Following her marriage, Dreskin accepted a position with the American Museum of Natural History in New York and studied at the Art Students League in the evenings. At the museum, Dreskin focused on illustrations of primates and completed one hundred drawings for a publication entitled Gorilla, Gorilla. She moved to the Midwest in 1946 and joined the staff of the University of Chicago as a medical illustrator. When the Dreskins settled in Greenville, her career shifted toward art education and the creation of her own work.

In the late 1960s, Dreskin was asked to head the school at the Greenville County Museum of Art. Several years later, she planned the studio spaces in the museum’s new building. While she remained an active instructor—at both the museum and the Governor’s School for the Arts and Humanities— for many years, she ultimately gave up her teaching duties to dedicate more time to her art.

In 1971, Dreskin enrolled in the new graduate program at Clemson University, becoming the school’s first recipient of a master of fine arts degree. While there, she embarked on a series known as her “sere” paintings, works she described as a “statement in reaction to overpopulation and the abortion movement. In these paintings of environmental destruction, I often build up many levels of perception using collage layers as well as transparencies of watercolor.” The term sere functions on many levels: as a reference to the craters—or ecological wounds—used as the paintings’ central motif, and also in its connotation of an object being dried or withered, given that Dreskin actually burned layers of her collages.
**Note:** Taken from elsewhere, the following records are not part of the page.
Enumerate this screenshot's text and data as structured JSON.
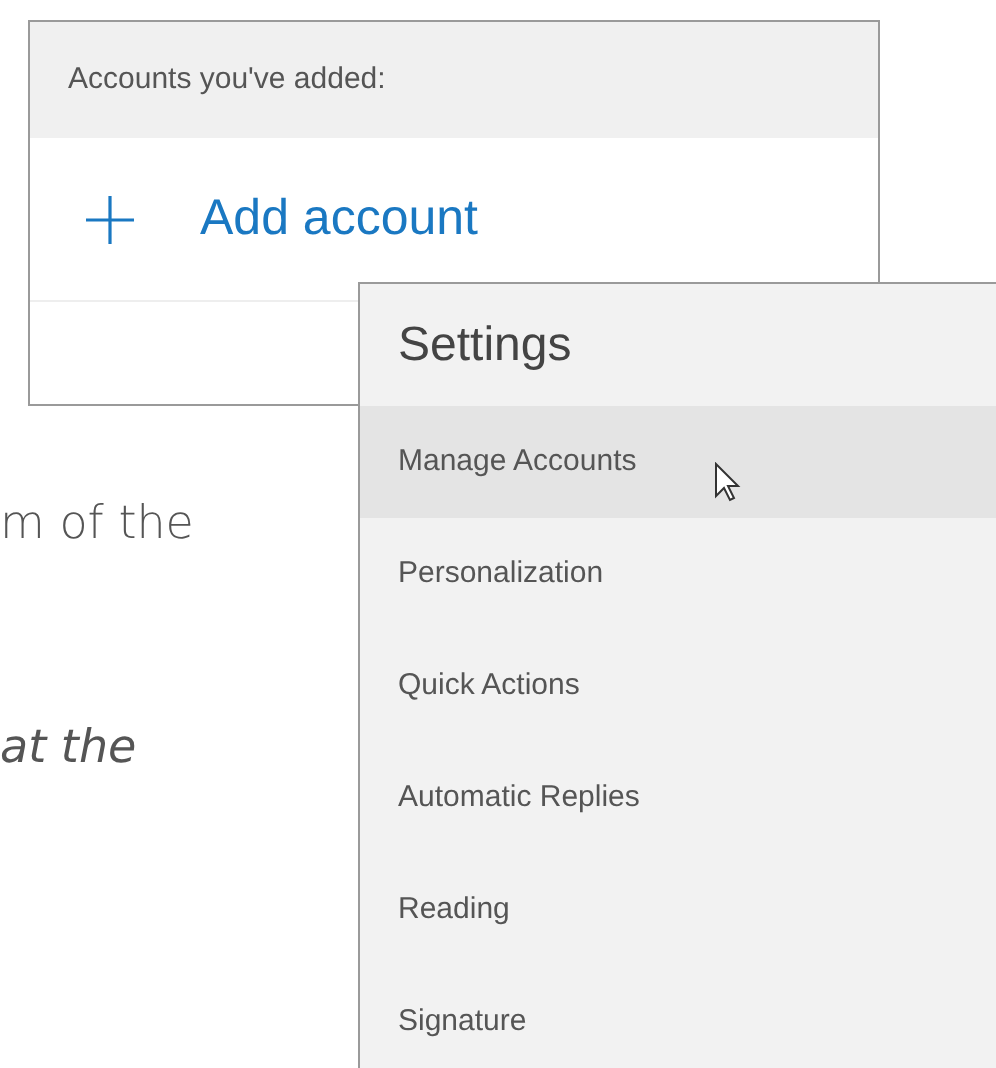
{
  "accounts_panel": {
    "header": "Accounts you've added:",
    "add_button": "Add account"
  },
  "body_text": [
    {
      "text": "m of the",
      "italic": false
    },
    {
      "text": "at the",
      "italic": true
    }
  ],
  "settings": {
    "title": "Settings",
    "items": [
      {
        "label": "Manage Accounts",
        "selected": true
      },
      {
        "label": "Personalization",
        "selected": false
      },
      {
        "label": "Quick Actions",
        "selected": false
      },
      {
        "label": "Automatic Replies",
        "selected": false
      },
      {
        "label": "Reading",
        "selected": false
      },
      {
        "label": "Signature",
        "selected": false
      }
    ]
  }
}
She used watercolor to enhance the images with sperm-like squiggles, alluding to her concerns for overpopulation.

A later series known as the “Magic Carpets” dates to the 1980s. Executed in a variety of mediums—including watercolor, lithography, and monotype—these works tended to be more colorful, either in bright red or a vivid blue. Occasionally, the image of a fertility goddess was inserted, the result of extensive travel in Greece, but the most potent symbol is the carpet and its connection to South Carolina’s textile industry. Other themes Dreskin has explored over the years include ones relating to eyeballs—a throwback to her experience as a medical illustrator—and imagery of the sea, incorporating both shells and the movement of waves.
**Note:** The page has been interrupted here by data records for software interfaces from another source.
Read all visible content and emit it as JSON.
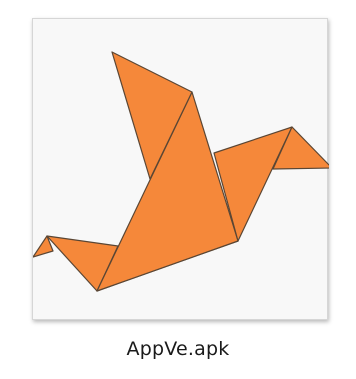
{
  "file": {
    "name": "AppVe.apk",
    "icon": "origami-bird-icon",
    "icon_fill": "#f5883a",
    "icon_stroke": "#5a4634"
  }
}
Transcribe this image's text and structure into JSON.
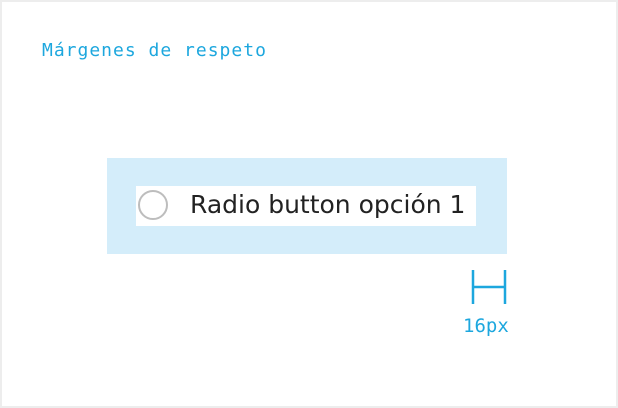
{
  "diagram": {
    "title": "Márgenes de respeto",
    "radio_label": "Radio button opción 1",
    "radio_checked": false,
    "measurement_label": "16px"
  },
  "colors": {
    "accent": "#1da7de",
    "margin_zone": "#d4edfa",
    "radio_border": "#bdbdbd",
    "text": "#222222",
    "frame_border": "#ededed"
  },
  "icons": {
    "measure": "horizontal-dimension-bracket",
    "radio": "radio-unchecked"
  }
}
Dreskin’s lists of exhibitions and collections is extensive, and museums throughout the Southeast, as well as the Smithsonian American Art Museum, own examples of her work. She is also represented in university holdings, such as Furman, Clemson, and the College of Charleston, as well as numerous area corporate collections. In 2004, Dreskin received the Elizabeth O’Neill Verner Governor’s Award for the Arts in the category of lifetime achievement.